I have to say that we didn’t realise that from the start. At the start we thought “Oh, Saul Goodman, he wears the insane colourful suits, he’s got that nutty office with the American constitution on the wall and the styrofoam Greek columns… he’s just so tacky, he’s such an oddball. He’s funny and fun”. But as we’ve worked on Better Call Saul for going on three years, we’ve come to realise it’s sort of a Pagliacci feeling we have for him now: the idea of a clown that cried. The idea of a character who is not necessarily what he seems to be and what he seems to be — something we thought was fun — was actually something that’s not necessarily entertaining.

It’s not a good thing to be Saul Goodman — it took us a long time to realise that.

It’s amazing what that brings to the show, too. I tried to re-watch the first season knowing about Chuck’s betrayal of his brother (Jimmy) and I just couldn’t do it – it was too sad. He’s such a great counterweight to Jimmy because he’s all about detail and control and Jimmy’s trying to make it work on the fly — they’re such a great balance to each other.

Michael McKean who plays Chuck, we are just honoured to have him on our show.

Michael McKean’s talent is visible from space.

But then you have another great character like Kim who brings something else to their biblical brother dynamic and I love her arc in season two. It’s so rare to see a male/female relationship that not about “will-they/won’t-they”, but about two people who are genuine friends.

I couldn’t agree with you more. They are such great friends. Rhea Seehorn who plays Kim was such a find. Our wonderful casting people, Sharon Bialy and Sherry Thomas found Rhea and I will be thankful eternally for that fact. Even as funny and as perfect and as exquisite as [Seehorn’s] comic timing is, she is very easy to take seriously and it’s very easy to see how she invests her character with such gravitas.

You love the character so much because she works very hard; no one’s ever given her anything, she’s earned every single thing that she has and she wants to keep it. She worries about the future, she worries about moving forward and continuing her career path. And she loves Jimmy and she respects him, but you can tell she worries too, you know; “Is this the guy to be with?” [Kim] is so multidimensional, she’s so complex and layered and [Seehorn] is so marvellous in portraying all of that. She’s the secret weapon on our show, I think.

Last question: I read an article in the Guardian recently that said because Walter White was such an arrogant, egotistical monster, his popularity (and that of white male antiheroes like him) in some way informed the rise of Donald Trump. 

Oh wow, I’ve gotta tell that to the writers, I have not read that.

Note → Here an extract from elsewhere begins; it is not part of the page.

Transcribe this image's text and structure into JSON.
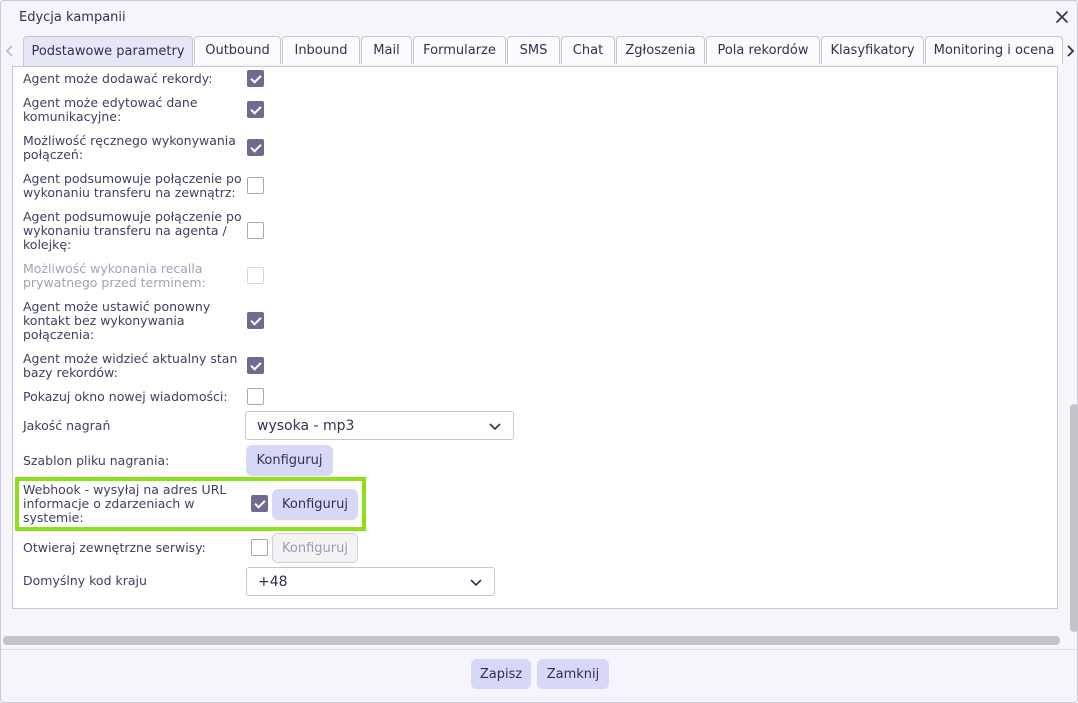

I did not know about that, oh my goodness.

Trump’s immigration policy was lifted directly from the Heisenberg playbook.

So the obvious question is: how do you feel being responsible for Donald Trump?

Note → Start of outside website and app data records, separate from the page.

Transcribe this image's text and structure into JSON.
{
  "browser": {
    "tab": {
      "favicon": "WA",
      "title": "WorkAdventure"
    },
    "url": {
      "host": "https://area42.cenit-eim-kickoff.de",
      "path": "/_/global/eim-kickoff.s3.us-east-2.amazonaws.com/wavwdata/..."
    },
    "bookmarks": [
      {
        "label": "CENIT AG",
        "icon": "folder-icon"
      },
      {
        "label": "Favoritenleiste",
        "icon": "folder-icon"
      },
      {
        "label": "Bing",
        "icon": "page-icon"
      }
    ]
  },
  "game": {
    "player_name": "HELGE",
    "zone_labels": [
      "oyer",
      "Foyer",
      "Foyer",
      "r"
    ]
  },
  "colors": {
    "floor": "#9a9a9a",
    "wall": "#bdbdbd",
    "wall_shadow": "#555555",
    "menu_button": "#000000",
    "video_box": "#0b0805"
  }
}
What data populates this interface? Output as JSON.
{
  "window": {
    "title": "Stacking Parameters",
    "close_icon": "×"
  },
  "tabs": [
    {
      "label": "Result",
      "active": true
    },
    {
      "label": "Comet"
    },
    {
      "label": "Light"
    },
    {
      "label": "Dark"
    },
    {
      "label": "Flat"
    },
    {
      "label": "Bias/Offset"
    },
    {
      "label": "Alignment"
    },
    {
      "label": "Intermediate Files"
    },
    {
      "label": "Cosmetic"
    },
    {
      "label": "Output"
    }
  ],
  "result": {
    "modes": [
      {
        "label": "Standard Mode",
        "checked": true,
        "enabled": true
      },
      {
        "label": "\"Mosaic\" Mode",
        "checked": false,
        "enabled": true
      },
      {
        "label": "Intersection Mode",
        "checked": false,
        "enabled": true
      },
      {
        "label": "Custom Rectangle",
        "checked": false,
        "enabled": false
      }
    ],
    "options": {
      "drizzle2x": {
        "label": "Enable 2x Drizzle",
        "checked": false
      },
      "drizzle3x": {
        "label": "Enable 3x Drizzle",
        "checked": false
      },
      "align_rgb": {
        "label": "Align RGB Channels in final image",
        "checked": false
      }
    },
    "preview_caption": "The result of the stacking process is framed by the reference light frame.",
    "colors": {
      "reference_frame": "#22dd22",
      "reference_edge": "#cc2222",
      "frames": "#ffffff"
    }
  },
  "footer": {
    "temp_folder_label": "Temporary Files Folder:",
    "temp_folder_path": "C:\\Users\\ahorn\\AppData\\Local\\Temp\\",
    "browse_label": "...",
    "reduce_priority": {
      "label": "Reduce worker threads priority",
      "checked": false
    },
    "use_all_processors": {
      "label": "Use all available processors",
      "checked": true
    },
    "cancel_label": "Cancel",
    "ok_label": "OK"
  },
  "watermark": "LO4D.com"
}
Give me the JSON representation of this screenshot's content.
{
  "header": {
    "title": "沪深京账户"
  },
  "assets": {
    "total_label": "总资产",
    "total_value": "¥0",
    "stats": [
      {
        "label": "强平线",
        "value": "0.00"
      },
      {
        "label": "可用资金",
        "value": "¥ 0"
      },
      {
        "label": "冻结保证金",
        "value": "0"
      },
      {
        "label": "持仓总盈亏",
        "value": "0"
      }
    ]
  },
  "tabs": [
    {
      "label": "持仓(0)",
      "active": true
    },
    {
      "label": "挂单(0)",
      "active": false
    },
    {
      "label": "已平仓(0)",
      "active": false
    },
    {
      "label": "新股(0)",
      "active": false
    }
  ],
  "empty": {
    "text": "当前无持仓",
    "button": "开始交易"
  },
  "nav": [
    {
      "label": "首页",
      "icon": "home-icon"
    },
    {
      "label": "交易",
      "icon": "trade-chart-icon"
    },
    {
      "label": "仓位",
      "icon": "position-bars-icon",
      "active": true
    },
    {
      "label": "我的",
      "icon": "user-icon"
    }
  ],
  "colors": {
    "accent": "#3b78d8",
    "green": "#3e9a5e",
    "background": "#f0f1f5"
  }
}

Wow. I did not know about that and it’s an interesting feeling to know that something you had a hand in as a writer, something you had a hand in creating has essentially taken on such a life of its own around the globe that such opinion pieces get written. [laughs] It’s a strangely prideful thing I have to say — at first blush, that’s my instant reaction.

I don’t take any personal responsibility for Donald Trump, having said that. I think only Donald Trump can take responsibility for Donald Trump. I think folks like that have been with us for the whole history of mankind and, fortunately or unfortunately, however you slice it, I think folks like that have appeared in every country and culture around the world. Sometimes they get a bigger podium than other times but I think it’s interesting that Walter White is on people’s minds that much, that that thought would occur.

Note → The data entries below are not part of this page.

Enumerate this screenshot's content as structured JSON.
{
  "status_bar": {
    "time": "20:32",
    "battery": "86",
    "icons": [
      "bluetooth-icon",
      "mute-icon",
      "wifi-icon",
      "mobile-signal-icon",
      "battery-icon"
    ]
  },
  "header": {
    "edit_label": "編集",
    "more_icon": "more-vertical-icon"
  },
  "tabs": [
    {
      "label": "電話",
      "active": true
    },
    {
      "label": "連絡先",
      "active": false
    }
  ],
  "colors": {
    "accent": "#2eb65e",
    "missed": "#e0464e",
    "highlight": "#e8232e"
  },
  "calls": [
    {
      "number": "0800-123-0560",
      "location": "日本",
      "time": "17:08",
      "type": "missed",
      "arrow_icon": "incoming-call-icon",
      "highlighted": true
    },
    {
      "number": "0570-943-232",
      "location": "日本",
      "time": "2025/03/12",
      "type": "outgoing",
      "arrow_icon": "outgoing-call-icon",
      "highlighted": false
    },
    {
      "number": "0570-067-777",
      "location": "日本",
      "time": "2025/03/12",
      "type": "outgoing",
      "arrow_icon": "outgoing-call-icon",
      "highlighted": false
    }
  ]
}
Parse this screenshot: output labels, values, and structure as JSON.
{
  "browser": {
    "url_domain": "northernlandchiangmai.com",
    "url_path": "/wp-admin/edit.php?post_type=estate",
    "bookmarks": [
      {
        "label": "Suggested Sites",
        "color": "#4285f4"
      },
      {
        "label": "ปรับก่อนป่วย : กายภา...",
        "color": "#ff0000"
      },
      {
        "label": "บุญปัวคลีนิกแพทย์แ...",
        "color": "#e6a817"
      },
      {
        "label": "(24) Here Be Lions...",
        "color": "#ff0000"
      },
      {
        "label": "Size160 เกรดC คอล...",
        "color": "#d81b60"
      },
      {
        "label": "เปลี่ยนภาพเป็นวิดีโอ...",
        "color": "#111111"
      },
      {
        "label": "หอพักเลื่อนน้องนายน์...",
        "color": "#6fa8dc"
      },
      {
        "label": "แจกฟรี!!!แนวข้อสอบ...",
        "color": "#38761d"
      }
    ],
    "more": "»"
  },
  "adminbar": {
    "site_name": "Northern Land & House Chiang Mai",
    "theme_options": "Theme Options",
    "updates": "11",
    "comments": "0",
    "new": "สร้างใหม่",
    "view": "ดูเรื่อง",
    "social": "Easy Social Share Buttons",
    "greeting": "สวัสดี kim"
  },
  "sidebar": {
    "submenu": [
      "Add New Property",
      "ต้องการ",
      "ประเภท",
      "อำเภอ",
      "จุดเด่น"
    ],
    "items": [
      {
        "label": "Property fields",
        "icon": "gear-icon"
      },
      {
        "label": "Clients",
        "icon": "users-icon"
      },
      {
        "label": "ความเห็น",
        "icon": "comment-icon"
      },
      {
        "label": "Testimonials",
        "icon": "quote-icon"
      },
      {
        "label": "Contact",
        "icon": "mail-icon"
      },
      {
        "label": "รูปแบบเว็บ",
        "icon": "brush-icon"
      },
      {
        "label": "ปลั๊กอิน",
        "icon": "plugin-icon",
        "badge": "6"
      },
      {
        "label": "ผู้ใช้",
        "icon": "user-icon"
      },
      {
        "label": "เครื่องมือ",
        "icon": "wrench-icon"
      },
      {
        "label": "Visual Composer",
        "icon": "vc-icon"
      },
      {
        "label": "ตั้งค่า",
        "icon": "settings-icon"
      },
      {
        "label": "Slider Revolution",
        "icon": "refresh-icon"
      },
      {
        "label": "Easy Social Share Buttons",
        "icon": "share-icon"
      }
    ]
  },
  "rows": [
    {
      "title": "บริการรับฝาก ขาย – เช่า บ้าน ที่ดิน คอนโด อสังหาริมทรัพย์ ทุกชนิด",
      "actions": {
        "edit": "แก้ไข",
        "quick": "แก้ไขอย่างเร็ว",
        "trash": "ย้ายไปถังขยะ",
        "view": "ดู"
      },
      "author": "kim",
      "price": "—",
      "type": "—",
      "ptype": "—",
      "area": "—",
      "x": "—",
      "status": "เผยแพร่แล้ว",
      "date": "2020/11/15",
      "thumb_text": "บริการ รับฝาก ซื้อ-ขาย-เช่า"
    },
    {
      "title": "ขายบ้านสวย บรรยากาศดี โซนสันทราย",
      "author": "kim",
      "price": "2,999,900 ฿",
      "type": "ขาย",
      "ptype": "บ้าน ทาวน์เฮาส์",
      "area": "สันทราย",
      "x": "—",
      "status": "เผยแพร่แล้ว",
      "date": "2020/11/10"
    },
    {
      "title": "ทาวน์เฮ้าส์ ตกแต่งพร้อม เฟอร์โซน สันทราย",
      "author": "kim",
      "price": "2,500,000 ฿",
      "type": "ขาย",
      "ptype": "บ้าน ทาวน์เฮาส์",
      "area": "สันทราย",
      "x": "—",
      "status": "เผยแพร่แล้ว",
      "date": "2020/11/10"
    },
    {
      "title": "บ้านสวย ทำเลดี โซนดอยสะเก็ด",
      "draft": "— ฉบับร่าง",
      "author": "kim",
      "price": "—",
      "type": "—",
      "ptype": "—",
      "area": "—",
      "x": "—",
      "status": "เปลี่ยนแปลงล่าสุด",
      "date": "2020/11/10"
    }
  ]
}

Better Call Saul‘s second season is out now on Blu-ray, DVD and Digital. Season three will hit Stan some time in 2017.

Courteney Hocking is a Melbourne-based writer and broadcaster. She has written for Good News Week, The Guardian & many more. You can follow her on Twitter @courteneyh.